◆ TASK TO COMPLETE ◆
A word-for-word copy of the data is what's wanted, with no pictures.

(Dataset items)
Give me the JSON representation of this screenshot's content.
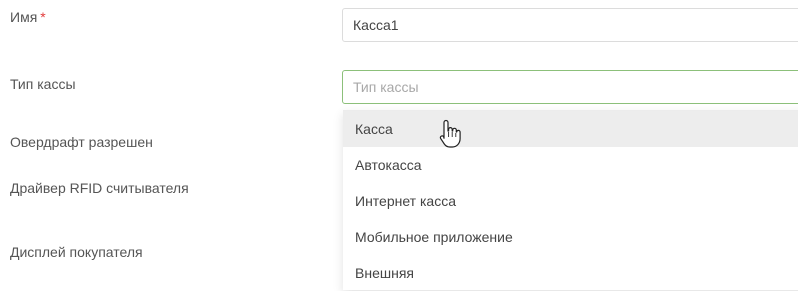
{
  "form": {
    "name": {
      "label": "Имя",
      "required_mark": "*",
      "value": "Касса1"
    },
    "cash_type": {
      "label": "Тип кассы",
      "placeholder": "Тип кассы",
      "value": ""
    },
    "overdraft": {
      "label": "Овердрафт разрешен"
    },
    "rfid_driver": {
      "label": "Драйвер RFID считывателя"
    },
    "customer_display": {
      "label": "Дисплей покупателя"
    }
  },
  "dropdown": {
    "hovered_index": 0,
    "options": [
      {
        "label": "Касса"
      },
      {
        "label": "Автокасса"
      },
      {
        "label": "Интернет касса"
      },
      {
        "label": "Мобильное приложение"
      },
      {
        "label": "Внешняя"
      }
    ]
  },
  "colors": {
    "required": "#e23b3b",
    "focus_border": "#8cc07a",
    "hover_bg": "#ededed"
  },
  "icons": {
    "cursor": "hand-pointer-icon"
  }
}
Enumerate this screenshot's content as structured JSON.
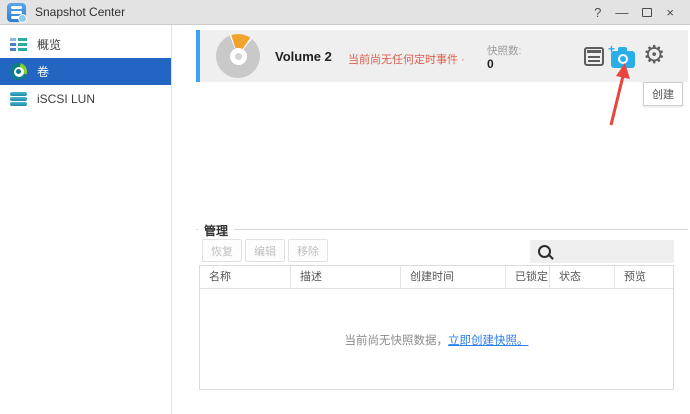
{
  "window": {
    "title": "Snapshot Center",
    "controls": {
      "help": "?",
      "minimize": "—",
      "close": "×"
    }
  },
  "sidebar": {
    "items": [
      {
        "label": "概览",
        "icon": "overview-list-icon",
        "selected": false
      },
      {
        "label": "卷",
        "icon": "volume-donut-icon",
        "selected": true
      },
      {
        "label": "iSCSI LUN",
        "icon": "iscsi-lun-disks-icon",
        "selected": false
      }
    ]
  },
  "volume_panel": {
    "name": "Volume 2",
    "schedule_status": "当前尚无任何定时事件 ·",
    "snapshot_count_label": "快照数:",
    "snapshot_count": "0",
    "buttons": [
      {
        "name": "schedule-calendar-icon"
      },
      {
        "name": "take-snapshot-camera-icon",
        "highlighted": true
      },
      {
        "name": "settings-gear-icon"
      }
    ],
    "tooltip": "创建"
  },
  "management": {
    "legend": "管理",
    "buttons": [
      {
        "label": "恢复",
        "enabled": false
      },
      {
        "label": "编辑",
        "enabled": false
      },
      {
        "label": "移除",
        "enabled": false
      }
    ],
    "search": {
      "value": "",
      "placeholder": ""
    },
    "table": {
      "columns": [
        "名称",
        "描述",
        "创建时间",
        "已锁定",
        "状态",
        "预览"
      ],
      "rows": [],
      "empty_text": "当前尚无快照数据，",
      "empty_link": "立即创建快照。"
    }
  },
  "icons": {
    "gear": "⚙",
    "camera_plus": "+"
  },
  "colors": {
    "sidebar_selected": "#2365c2",
    "panel_accent": "#3da1f5",
    "panel_background": "#efefef",
    "camera_blue": "#29aee8",
    "status_red": "#d9604e",
    "link_blue": "#2d7ff0",
    "annotation_red": "#e8453c",
    "volume_pie_orange": "#f0a32f"
  }
}
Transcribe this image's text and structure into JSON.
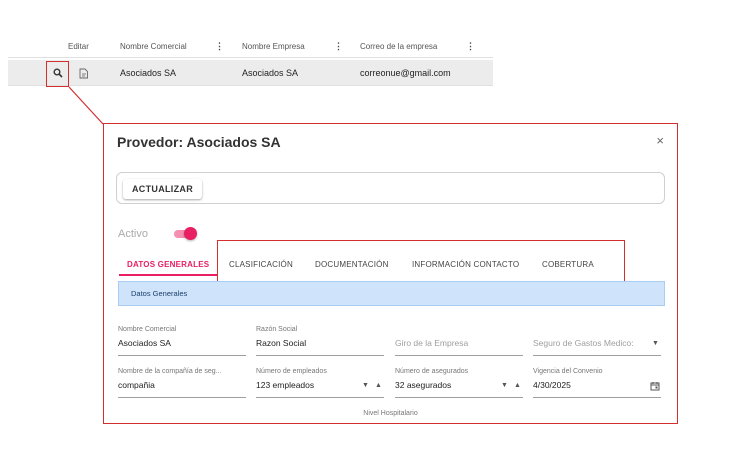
{
  "grid": {
    "columns": [
      "Editar",
      "Nombre Comercial",
      "Nombre Empresa",
      "Correo de la empresa"
    ],
    "menu_glyph": "⋮",
    "row": {
      "view_icon": "search-icon",
      "edit_icon": "edit-document-icon",
      "nombre_comercial": "Asociados SA",
      "nombre_empresa": "Asociados SA",
      "correo": "correonue@gmail.com"
    }
  },
  "dialog": {
    "title": "Provedor: Asociados SA",
    "close": "×",
    "update_button": "ACTUALIZAR",
    "active_label": "Activo",
    "active": true,
    "tabs": [
      "DATOS GENERALES",
      "CLASIFICACIÓN",
      "DOCUMENTACIÓN",
      "INFORMACIÓN CONTACTO",
      "COBERTURA"
    ],
    "active_tab": "DATOS GENERALES",
    "section_title": "Datos Generales",
    "fields": {
      "nombre_comercial": {
        "label": "Nombre Comercial",
        "value": "Asociados  SA"
      },
      "razon_social": {
        "label": "Razón Social",
        "value": "Razon Social"
      },
      "giro": {
        "placeholder": "Giro de la Empresa"
      },
      "seguro": {
        "placeholder": "Seguro de Gastos Medico:"
      },
      "compania": {
        "label": "Nombre de la compañía de seg...",
        "value": "compañia"
      },
      "empleados": {
        "label": "Número de empleados",
        "value": "123 empleados"
      },
      "asegurados": {
        "label": "Número de asegurados",
        "value": "32 asegurados"
      },
      "vigencia": {
        "label": "Vigencia del Convenio",
        "value": "4/30/2025"
      }
    },
    "nivel_label": "Nivel Hospitalario"
  },
  "colors": {
    "accent": "#e91e63",
    "highlight": "#d32f2f",
    "section_bg": "#cfe4fa"
  }
}
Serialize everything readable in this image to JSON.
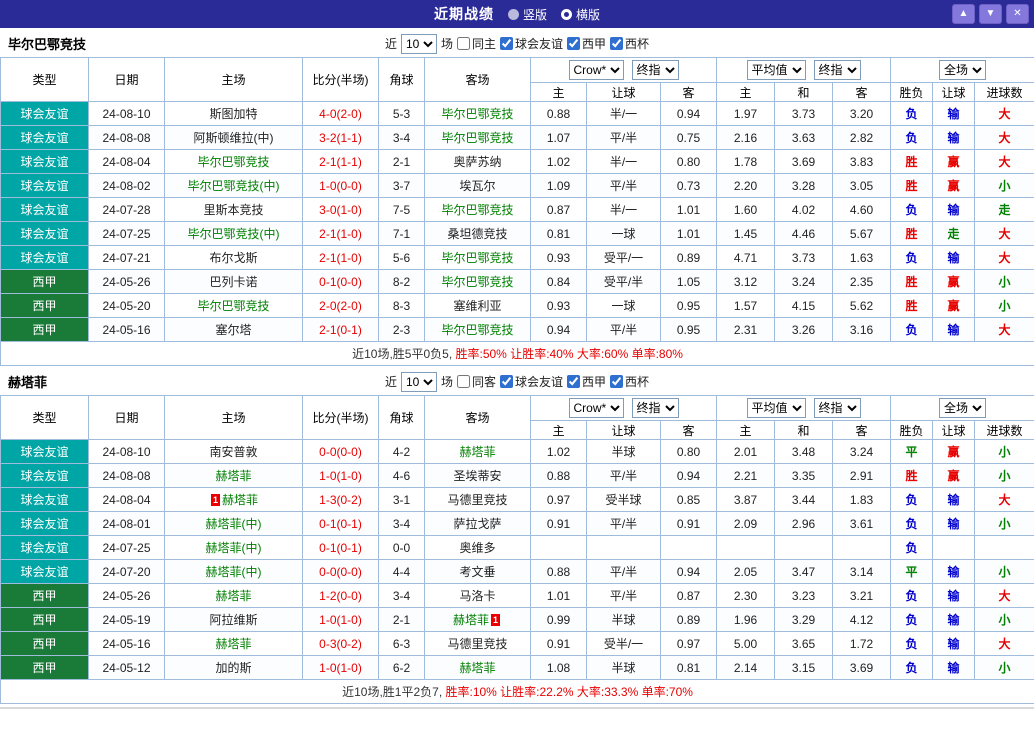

◆ RESPONSE TO THE TASK ◆
Give me the JSON representation of this screenshot's content.
{
  "form": {
    "name": {
      "label": "Имя",
      "required_mark": "*",
      "value": "Касса1"
    },
    "cash_type": {
      "label": "Тип кассы",
      "placeholder": "Тип кассы",
      "value": ""
    },
    "overdraft": {
      "label": "Овердрафт разрешен"
    },
    "rfid_driver": {
      "label": "Драйвер RFID считывателя"
    },
    "customer_display": {
      "label": "Дисплей покупателя"
    }
  },
  "dropdown": {
    "hovered_index": 0,
    "options": [
      {
        "label": "Касса"
      },
      {
        "label": "Автокасса"
      },
      {
        "label": "Интернет касса"
      },
      {
        "label": "Мобильное приложение"
      },
      {
        "label": "Внешняя"
      }
    ]
  },
  "colors": {
    "required": "#e23b3b",
    "focus_border": "#8cc07a",
    "hover_bg": "#ededed"
  },
  "icons": {
    "cursor": "hand-pointer-icon"
  }
}
Enumerate this screenshot's content as structured JSON.
{
  "window": {
    "title": "Snapshot Center",
    "controls": {
      "help": "?",
      "minimize": "—",
      "close": "×"
    }
  },
  "sidebar": {
    "items": [
      {
        "label": "概览",
        "icon": "overview-list-icon",
        "selected": false
      },
      {
        "label": "卷",
        "icon": "volume-donut-icon",
        "selected": true
      },
      {
        "label": "iSCSI LUN",
        "icon": "iscsi-lun-disks-icon",
        "selected": false
      }
    ]
  },
  "volume_panel": {
    "name": "Volume 2",
    "schedule_status": "当前尚无任何定时事件 ·",
    "snapshot_count_label": "快照数:",
    "snapshot_count": "0",
    "buttons": [
      {
        "name": "schedule-calendar-icon"
      },
      {
        "name": "take-snapshot-camera-icon",
        "highlighted": true
      },
      {
        "name": "settings-gear-icon"
      }
    ],
    "tooltip": "创建"
  },
  "management": {
    "legend": "管理",
    "buttons": [
      {
        "label": "恢复",
        "enabled": false
      },
      {
        "label": "编辑",
        "enabled": false
      },
      {
        "label": "移除",
        "enabled": false
      }
    ],
    "search": {
      "value": "",
      "placeholder": ""
    },
    "table": {
      "columns": [
        "名称",
        "描述",
        "创建时间",
        "已锁定",
        "状态",
        "预览"
      ],
      "rows": [],
      "empty_text": "当前尚无快照数据，",
      "empty_link": "立即创建快照。"
    }
  },
  "icons": {
    "gear": "⚙",
    "camera_plus": "+"
  },
  "colors": {
    "sidebar_selected": "#2365c2",
    "panel_accent": "#3da1f5",
    "panel_background": "#efefef",
    "camera_blue": "#29aee8",
    "status_red": "#d9604e",
    "link_blue": "#2d7ff0",
    "annotation_red": "#e8453c",
    "volume_pie_orange": "#f0a32f"
  }
}
Transcribe this image's text and structure into JSON.
{
  "grid": {
    "columns": [
      "Editar",
      "Nombre Comercial",
      "Nombre Empresa",
      "Correo de la empresa"
    ],
    "menu_glyph": "⋮",
    "row": {
      "view_icon": "search-icon",
      "edit_icon": "edit-document-icon",
      "nombre_comercial": "Asociados SA",
      "nombre_empresa": "Asociados SA",
      "correo": "correonue@gmail.com"
    }
  },
  "dialog": {
    "title": "Provedor: Asociados SA",
    "close": "×",
    "update_button": "ACTUALIZAR",
    "active_label": "Activo",
    "active": true,
    "tabs": [
      "DATOS GENERALES",
      "CLASIFICACIÓN",
      "DOCUMENTACIÓN",
      "INFORMACIÓN CONTACTO",
      "COBERTURA"
    ],
    "active_tab": "DATOS GENERALES",
    "section_title": "Datos Generales",
    "fields": {
      "nombre_comercial": {
        "label": "Nombre Comercial",
        "value": "Asociados  SA"
      },
      "razon_social": {
        "label": "Razón Social",
        "value": "Razon Social"
      },
      "giro": {
        "placeholder": "Giro de la Empresa"
      },
      "seguro": {
        "placeholder": "Seguro de Gastos Medico:"
      },
      "compania": {
        "label": "Nombre de la compañía de seg...",
        "value": "compañia"
      },
      "empleados": {
        "label": "Número de empleados",
        "value": "123 empleados"
      },
      "asegurados": {
        "label": "Número de asegurados",
        "value": "32 asegurados"
      },
      "vigencia": {
        "label": "Vigencia del Convenio",
        "value": "4/30/2025"
      }
    },
    "nivel_label": "Nivel Hospitalario"
  },
  "colors": {
    "accent": "#e91e63",
    "highlight": "#d32f2f",
    "section_bg": "#cfe4fa"
  }
}
Serialize everything readable in this image to JSON.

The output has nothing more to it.